Turning Our Heartland Against Us 110911
Opinion by the Fringe
When a globalogist looks at the world, very likely she sees it in terms of areas of power and areas of resources. The history of the modern world is the history of exploitation of resource areas by urban power centers.
As a result, people in resource areas are typically harvested as a cheap labor force for their urban betters.
History is busy with such examples. The crofters of the Highlands of Scotland became virtual slaves to their British overlords because of the grass in the hills around them and the wool it would raise. Coal miners in Wales and West Virginia became essentially slaves to coal companies, and had to be grateful for the jobs which turned their woods and dales into slag pits. Rome did it, the Incas did, Britain, France. The exchange is easiest to see from nation to nation, but also takes place from areas of resource to areas of power within nations and even regions. Blood diamonds, dirty gold, and even coffee speak to the impact on local populations of having a marketable commodity.
We have water, cascading in pure streams past hills of breathtaking beauty. We already live with the decisions of the past; yep the river has mercury, and the hills have been stripped of heavy timber, and some ill advised work was done in the meadows, but while newcomers and our urban betters blame those bad decisions on gold miners and loggers, it was the market for gold and timber which caused our people to stand hip deep in water or dodge flying tops as marginally paid labor for others, elsewhere, investors from the power hub, mostly. As rural people, we are expected to work willingly for next to nothing, caretaking the resources in our hills for others.
When Rome seized a place for its resources, it gave a couple of local people “citizenship-light” of Rome, meaning they couldn’t be killed so easily, and, should they ever go to Rome, they had to be let in. Giving this mostly meaningless bestowal was enough to cause such people to work against their brothers on behalf of their betters. The important lesson for us is that the locals who exploited their cousins were certain they were doing them a favor. Eventually, they believed, their homeland could share in the glory that was Rome. We have some of that here.
And, those who don’t willingly do the work, who rail against the coal company, or against Rome, are seen as provincial, insular, uninformed.
But, some people still get it. When California needed timber to build a state, our loggers were heroes. When it needed meat and butter, our ranchers and farmers did well. When the Union needed gold, our miners were rugged adventurers after El Dorado.

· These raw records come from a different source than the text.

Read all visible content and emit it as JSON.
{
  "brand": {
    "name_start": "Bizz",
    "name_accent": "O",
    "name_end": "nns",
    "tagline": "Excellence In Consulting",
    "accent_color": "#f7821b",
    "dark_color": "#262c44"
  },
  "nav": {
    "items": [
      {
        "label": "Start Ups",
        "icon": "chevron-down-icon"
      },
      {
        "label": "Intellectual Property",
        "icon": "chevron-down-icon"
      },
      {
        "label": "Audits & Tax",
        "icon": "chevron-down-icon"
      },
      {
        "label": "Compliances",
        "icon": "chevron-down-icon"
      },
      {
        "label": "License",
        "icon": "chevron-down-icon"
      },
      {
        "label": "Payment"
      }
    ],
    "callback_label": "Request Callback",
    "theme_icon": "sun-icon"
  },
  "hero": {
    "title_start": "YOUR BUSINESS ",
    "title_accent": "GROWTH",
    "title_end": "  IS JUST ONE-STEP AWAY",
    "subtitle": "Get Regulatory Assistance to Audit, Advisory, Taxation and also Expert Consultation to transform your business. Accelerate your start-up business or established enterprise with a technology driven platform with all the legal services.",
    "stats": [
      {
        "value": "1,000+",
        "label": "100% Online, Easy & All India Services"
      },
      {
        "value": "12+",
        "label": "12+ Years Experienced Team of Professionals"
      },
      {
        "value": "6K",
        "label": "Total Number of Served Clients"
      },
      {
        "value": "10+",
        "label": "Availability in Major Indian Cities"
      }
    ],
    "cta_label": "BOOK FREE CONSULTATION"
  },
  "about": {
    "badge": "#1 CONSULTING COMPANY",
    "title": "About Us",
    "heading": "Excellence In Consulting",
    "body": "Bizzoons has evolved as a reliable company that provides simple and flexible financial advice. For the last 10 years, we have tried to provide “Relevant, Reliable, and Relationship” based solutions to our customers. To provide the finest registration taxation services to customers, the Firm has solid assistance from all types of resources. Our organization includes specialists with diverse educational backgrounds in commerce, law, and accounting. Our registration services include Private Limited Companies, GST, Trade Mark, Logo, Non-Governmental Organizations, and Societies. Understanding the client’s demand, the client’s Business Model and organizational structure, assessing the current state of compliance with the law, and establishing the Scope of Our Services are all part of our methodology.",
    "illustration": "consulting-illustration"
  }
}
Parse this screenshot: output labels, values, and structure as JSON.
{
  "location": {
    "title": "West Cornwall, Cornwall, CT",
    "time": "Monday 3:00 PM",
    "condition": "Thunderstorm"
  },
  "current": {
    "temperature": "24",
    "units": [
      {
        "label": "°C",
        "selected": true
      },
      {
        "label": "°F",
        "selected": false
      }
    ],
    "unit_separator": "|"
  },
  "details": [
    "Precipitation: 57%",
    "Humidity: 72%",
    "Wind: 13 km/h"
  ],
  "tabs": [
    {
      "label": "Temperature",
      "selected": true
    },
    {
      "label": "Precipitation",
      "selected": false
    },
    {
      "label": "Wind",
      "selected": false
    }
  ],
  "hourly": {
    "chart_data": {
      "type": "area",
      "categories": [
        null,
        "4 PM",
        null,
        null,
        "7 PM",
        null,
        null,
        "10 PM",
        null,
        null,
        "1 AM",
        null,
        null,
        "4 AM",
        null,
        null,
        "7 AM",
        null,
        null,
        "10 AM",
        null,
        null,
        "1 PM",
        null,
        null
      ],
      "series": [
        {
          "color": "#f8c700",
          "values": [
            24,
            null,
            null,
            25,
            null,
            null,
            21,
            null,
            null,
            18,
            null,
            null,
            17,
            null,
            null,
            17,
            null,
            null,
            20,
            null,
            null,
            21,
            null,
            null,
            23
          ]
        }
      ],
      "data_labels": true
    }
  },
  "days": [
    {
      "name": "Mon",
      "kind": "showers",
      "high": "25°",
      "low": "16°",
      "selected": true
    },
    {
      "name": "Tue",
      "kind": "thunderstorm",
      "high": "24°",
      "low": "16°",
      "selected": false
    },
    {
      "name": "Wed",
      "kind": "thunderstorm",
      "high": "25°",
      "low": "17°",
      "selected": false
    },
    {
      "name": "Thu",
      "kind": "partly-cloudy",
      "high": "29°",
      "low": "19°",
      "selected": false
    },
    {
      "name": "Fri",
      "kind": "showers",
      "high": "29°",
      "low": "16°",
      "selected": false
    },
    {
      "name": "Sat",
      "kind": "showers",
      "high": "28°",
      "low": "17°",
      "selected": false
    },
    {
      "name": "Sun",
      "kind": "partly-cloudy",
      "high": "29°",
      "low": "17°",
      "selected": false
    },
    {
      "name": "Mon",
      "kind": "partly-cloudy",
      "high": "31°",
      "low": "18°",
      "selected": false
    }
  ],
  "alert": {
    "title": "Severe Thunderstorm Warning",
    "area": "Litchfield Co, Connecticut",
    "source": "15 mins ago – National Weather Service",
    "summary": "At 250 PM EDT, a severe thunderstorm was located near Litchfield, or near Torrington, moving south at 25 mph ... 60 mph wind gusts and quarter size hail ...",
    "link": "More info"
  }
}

Now, all the urban centers need is water. They’ll keep our miners out of the rivers and off public land, they’ll malign our farmers to keep the calves from crapping on the meadow, and they’ll keep the rest of us from using the hills.
In exchange, we get a heartland where owning a thicket of elderberry or a thatch of willow becomes a liability because some tiny varmint might live there, a place where having flowing water on your property means you work for fish. We have two choices, the same two choices people in resource areas have always had: get cheerfully on board and make the best of it, or shut up.
The Forest Service will continue to destroy old cabins and close mines, and continue to refuse to let us benefit from their presence. The muirists will continue to close our streams to dredging, lie about our history, and keep us from building in or using the hills. The Yuba and the Feather but also the Little Truckee will continue to bring government scrutiny and lawsuits. The more populations of marginal critters we have, the less we ourselves matter. As the south gets thirsty, their bureaucrats will get more bold, they will bestow citizenship on some of us to watch the rest of us. There isn’t much we can do; if we get too efficient at complaining, they’ll have the sheriff shoot us. But, we don’t have to like it.
The trick is not to turn our anger and frustration against the hills and streams which are so woven into the fabric of our lives. We still need to take care of the mountains which would support us, if they were allowed. Still, when you’re walking in the fields and hills and come across a stream, remember, they want our water.